• _HOW TO COMPLETE THIS TASK_: Find each line below that includes "true", then copy it.

• _RECORDS PROVIDED_:
··········

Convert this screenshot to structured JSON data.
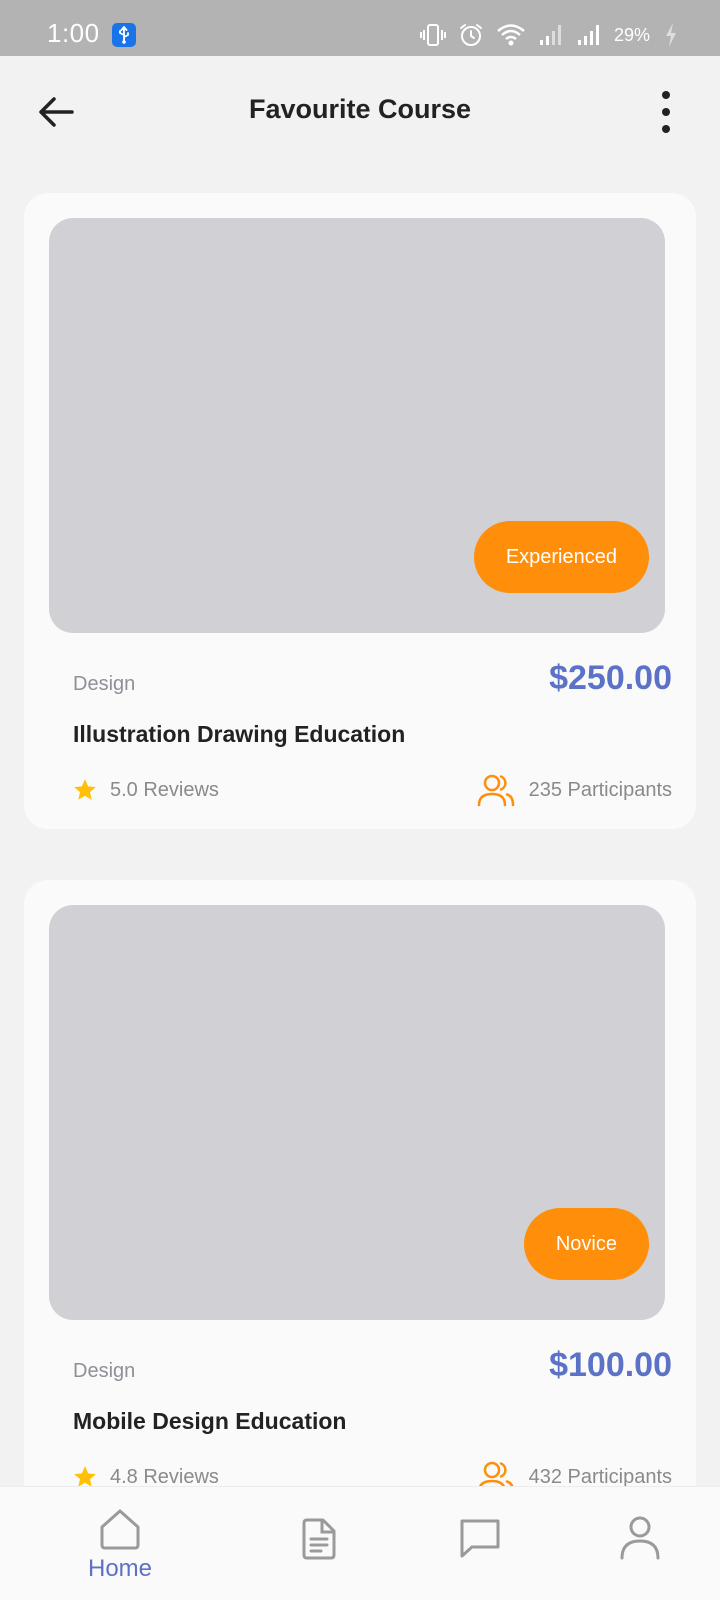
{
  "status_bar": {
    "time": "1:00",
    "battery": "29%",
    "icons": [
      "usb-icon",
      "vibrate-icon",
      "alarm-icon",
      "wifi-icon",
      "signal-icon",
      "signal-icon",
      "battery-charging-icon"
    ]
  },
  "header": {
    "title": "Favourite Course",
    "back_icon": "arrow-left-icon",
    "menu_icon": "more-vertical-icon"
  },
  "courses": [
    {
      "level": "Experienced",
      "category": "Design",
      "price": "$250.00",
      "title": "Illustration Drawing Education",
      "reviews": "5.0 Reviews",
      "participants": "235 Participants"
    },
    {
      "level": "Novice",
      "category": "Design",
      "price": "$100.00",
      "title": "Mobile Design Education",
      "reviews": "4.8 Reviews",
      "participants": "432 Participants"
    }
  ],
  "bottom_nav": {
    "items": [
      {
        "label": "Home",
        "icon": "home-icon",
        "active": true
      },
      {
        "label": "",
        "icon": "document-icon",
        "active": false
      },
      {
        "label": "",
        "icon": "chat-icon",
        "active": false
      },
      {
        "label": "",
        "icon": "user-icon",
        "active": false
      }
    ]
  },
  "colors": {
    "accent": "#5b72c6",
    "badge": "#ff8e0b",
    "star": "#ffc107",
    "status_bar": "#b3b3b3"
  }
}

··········

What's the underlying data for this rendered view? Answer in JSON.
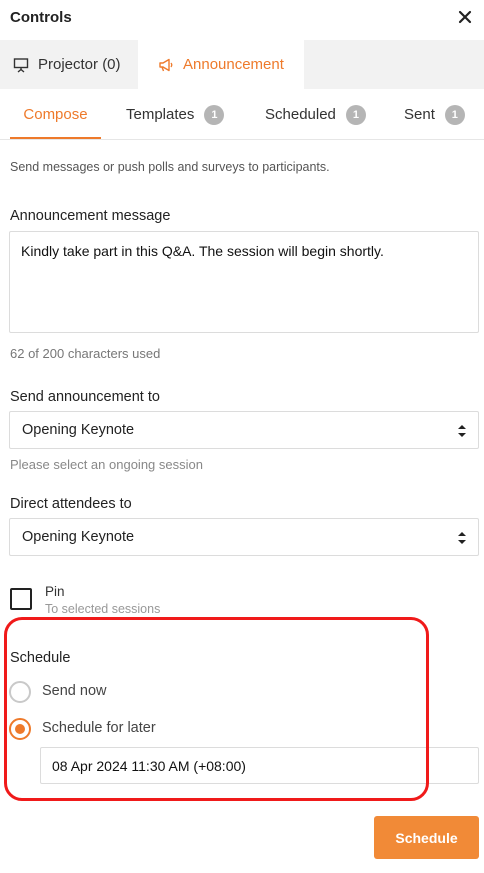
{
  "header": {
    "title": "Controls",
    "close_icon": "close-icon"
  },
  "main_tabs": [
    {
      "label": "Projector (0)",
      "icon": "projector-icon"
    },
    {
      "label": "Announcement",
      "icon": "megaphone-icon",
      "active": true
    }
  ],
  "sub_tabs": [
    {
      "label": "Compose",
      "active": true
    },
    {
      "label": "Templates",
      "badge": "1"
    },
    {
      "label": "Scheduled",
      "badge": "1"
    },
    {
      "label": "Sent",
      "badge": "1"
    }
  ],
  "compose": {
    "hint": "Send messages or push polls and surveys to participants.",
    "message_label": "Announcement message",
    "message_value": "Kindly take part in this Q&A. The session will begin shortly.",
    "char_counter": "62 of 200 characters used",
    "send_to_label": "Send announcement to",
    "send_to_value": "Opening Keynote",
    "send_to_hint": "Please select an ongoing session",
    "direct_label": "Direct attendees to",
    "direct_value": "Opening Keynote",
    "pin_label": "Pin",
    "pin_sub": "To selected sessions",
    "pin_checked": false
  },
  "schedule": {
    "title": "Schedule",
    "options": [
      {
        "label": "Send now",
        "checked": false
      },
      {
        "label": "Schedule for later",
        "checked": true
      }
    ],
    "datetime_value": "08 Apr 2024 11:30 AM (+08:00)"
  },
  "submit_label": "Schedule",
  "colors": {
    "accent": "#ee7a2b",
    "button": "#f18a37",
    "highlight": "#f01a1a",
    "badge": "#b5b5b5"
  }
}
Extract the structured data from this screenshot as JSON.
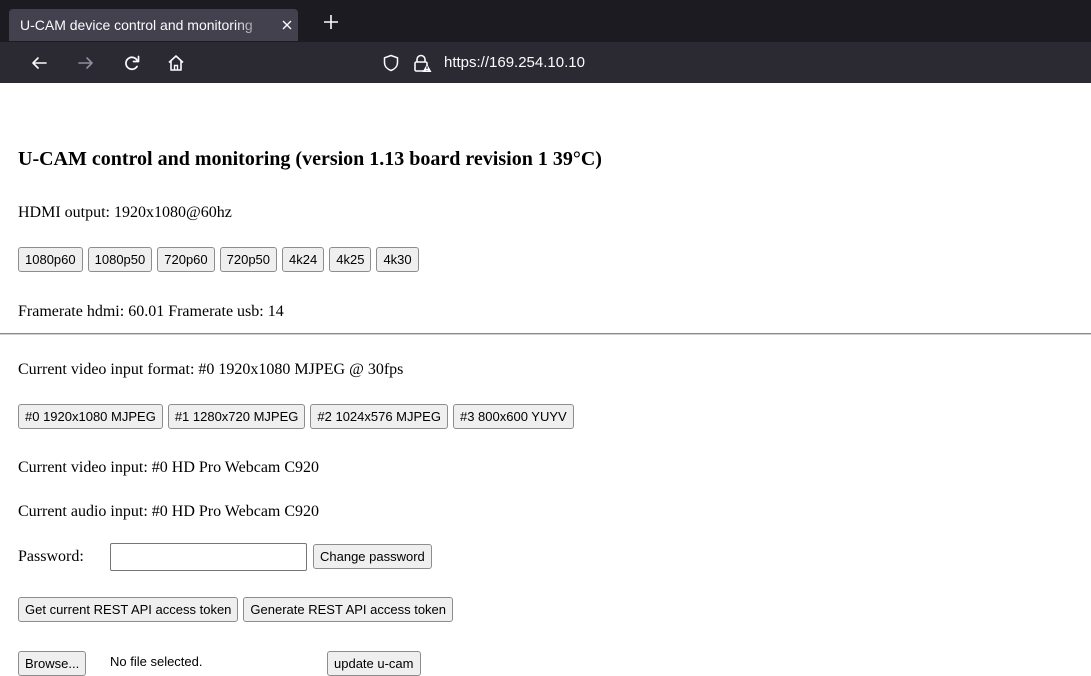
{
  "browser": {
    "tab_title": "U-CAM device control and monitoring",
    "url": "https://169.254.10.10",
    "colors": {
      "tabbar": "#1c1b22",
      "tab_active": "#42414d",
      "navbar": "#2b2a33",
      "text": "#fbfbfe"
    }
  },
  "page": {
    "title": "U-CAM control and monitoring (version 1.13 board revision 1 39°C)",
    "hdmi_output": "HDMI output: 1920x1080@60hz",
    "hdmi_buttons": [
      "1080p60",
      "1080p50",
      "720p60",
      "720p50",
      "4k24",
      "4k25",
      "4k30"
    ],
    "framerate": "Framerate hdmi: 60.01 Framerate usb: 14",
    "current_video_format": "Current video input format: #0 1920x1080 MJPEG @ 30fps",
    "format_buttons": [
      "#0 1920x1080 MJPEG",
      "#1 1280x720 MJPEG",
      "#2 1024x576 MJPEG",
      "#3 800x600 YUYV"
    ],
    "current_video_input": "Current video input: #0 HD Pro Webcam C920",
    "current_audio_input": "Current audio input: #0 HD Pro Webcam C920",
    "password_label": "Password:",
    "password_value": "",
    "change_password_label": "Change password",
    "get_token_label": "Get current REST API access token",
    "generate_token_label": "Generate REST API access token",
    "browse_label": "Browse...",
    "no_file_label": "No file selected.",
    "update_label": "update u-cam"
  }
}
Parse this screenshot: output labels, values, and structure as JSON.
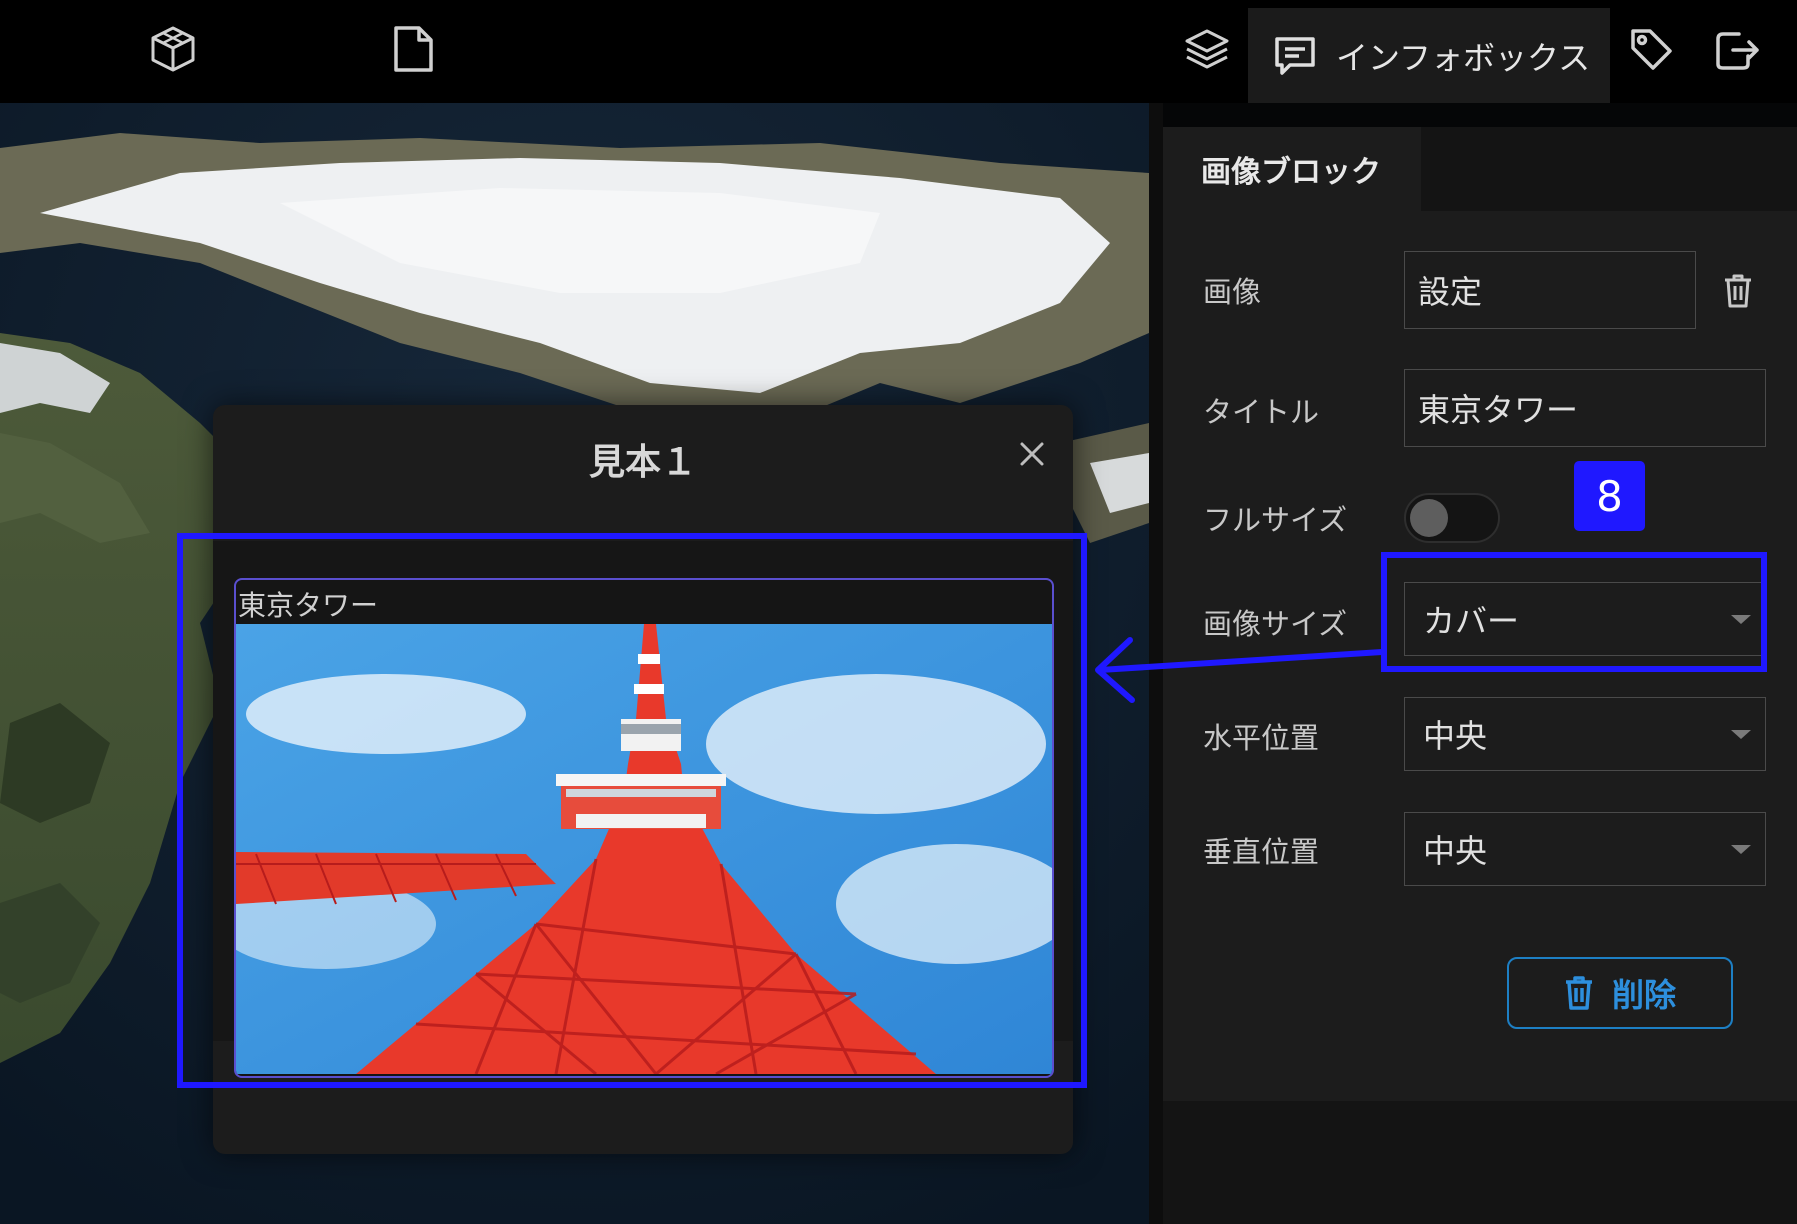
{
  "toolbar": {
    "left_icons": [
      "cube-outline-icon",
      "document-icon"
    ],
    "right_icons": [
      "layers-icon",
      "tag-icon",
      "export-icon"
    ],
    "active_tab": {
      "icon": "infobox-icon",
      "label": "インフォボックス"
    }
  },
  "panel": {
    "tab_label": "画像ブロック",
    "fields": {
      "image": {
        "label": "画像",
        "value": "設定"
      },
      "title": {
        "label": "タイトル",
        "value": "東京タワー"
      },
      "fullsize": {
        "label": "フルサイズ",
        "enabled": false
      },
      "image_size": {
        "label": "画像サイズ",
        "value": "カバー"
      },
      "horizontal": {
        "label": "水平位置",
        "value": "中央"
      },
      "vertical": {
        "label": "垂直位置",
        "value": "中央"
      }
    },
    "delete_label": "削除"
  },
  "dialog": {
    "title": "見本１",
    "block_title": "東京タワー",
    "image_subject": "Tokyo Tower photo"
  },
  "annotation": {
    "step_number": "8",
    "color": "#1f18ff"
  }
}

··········

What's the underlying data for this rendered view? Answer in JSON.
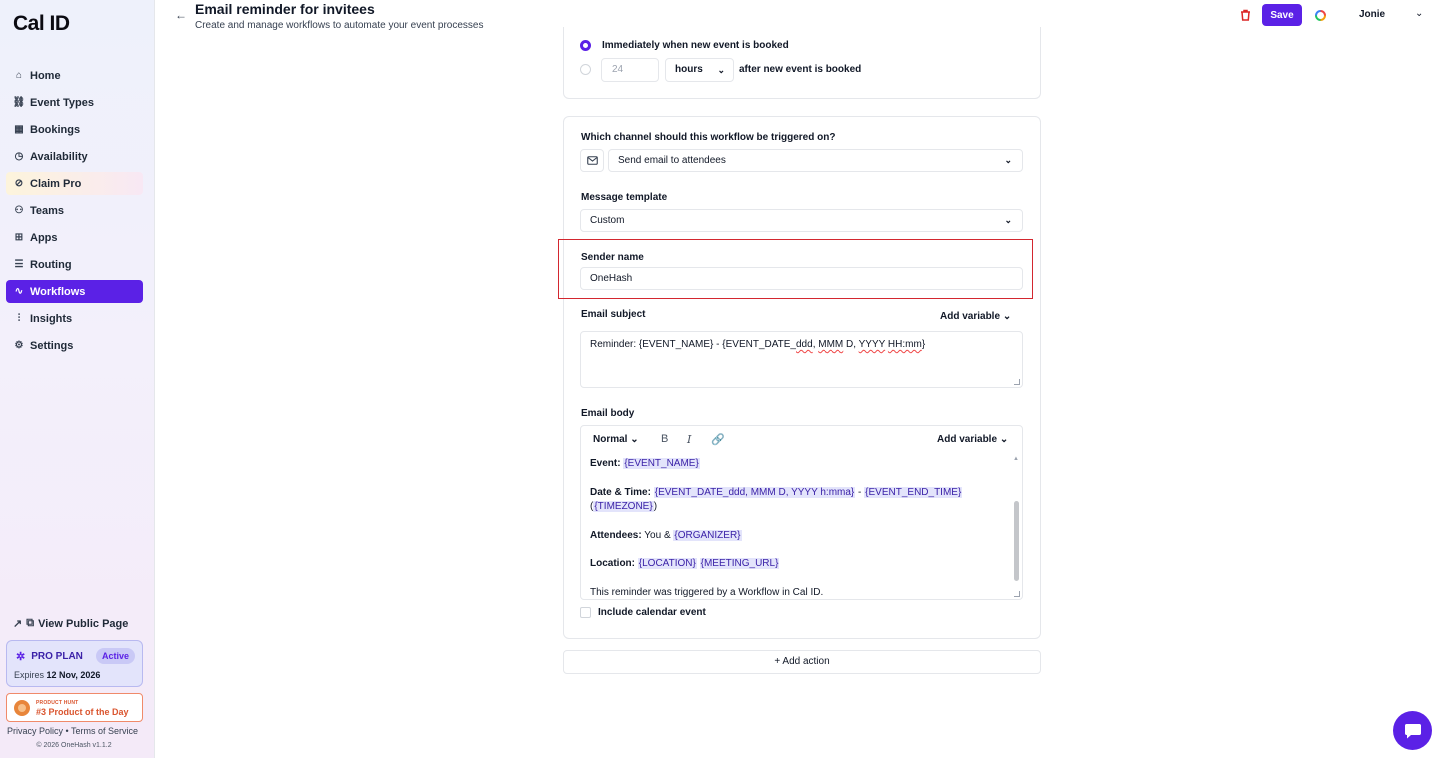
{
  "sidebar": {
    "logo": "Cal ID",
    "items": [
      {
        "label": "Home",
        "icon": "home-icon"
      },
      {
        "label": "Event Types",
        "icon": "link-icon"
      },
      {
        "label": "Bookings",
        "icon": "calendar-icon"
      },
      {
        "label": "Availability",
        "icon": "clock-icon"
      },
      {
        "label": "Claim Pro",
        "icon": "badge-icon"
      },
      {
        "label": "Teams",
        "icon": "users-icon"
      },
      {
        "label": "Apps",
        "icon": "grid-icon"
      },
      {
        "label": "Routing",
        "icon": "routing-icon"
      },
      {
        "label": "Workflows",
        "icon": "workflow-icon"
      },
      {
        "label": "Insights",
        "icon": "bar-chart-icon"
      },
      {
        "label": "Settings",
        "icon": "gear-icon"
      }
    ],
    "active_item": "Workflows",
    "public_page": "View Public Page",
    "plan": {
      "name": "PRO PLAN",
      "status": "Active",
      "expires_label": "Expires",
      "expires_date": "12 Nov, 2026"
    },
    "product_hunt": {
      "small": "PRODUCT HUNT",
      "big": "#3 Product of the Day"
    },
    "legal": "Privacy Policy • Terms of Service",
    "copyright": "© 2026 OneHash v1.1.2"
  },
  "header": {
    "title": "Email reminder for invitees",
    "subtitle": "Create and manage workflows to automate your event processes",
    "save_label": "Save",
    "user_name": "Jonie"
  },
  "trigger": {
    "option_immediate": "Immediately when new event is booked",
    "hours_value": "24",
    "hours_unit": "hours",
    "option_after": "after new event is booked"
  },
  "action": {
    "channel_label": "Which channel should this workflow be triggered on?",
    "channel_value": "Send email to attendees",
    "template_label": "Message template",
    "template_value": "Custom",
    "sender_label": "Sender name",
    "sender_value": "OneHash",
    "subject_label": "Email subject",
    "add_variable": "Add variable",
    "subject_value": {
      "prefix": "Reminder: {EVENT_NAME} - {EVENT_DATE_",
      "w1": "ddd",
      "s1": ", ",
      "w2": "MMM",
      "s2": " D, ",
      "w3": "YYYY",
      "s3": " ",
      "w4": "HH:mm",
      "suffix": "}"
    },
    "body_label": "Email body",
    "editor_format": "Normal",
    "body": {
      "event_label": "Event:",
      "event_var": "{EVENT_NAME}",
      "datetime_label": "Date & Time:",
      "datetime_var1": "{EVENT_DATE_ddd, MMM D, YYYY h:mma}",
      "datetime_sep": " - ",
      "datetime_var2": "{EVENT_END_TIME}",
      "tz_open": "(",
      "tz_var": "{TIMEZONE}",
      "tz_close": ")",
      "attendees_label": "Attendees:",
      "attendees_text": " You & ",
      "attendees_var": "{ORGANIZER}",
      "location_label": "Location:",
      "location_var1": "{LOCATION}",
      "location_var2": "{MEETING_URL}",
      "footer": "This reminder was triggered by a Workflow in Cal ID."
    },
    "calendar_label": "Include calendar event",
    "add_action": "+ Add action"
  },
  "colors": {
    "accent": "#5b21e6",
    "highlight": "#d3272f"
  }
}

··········

• _ANSWER FOR THIS EXERCISE_:
        "active": true
      "active": true
      "active": true
        "checked": true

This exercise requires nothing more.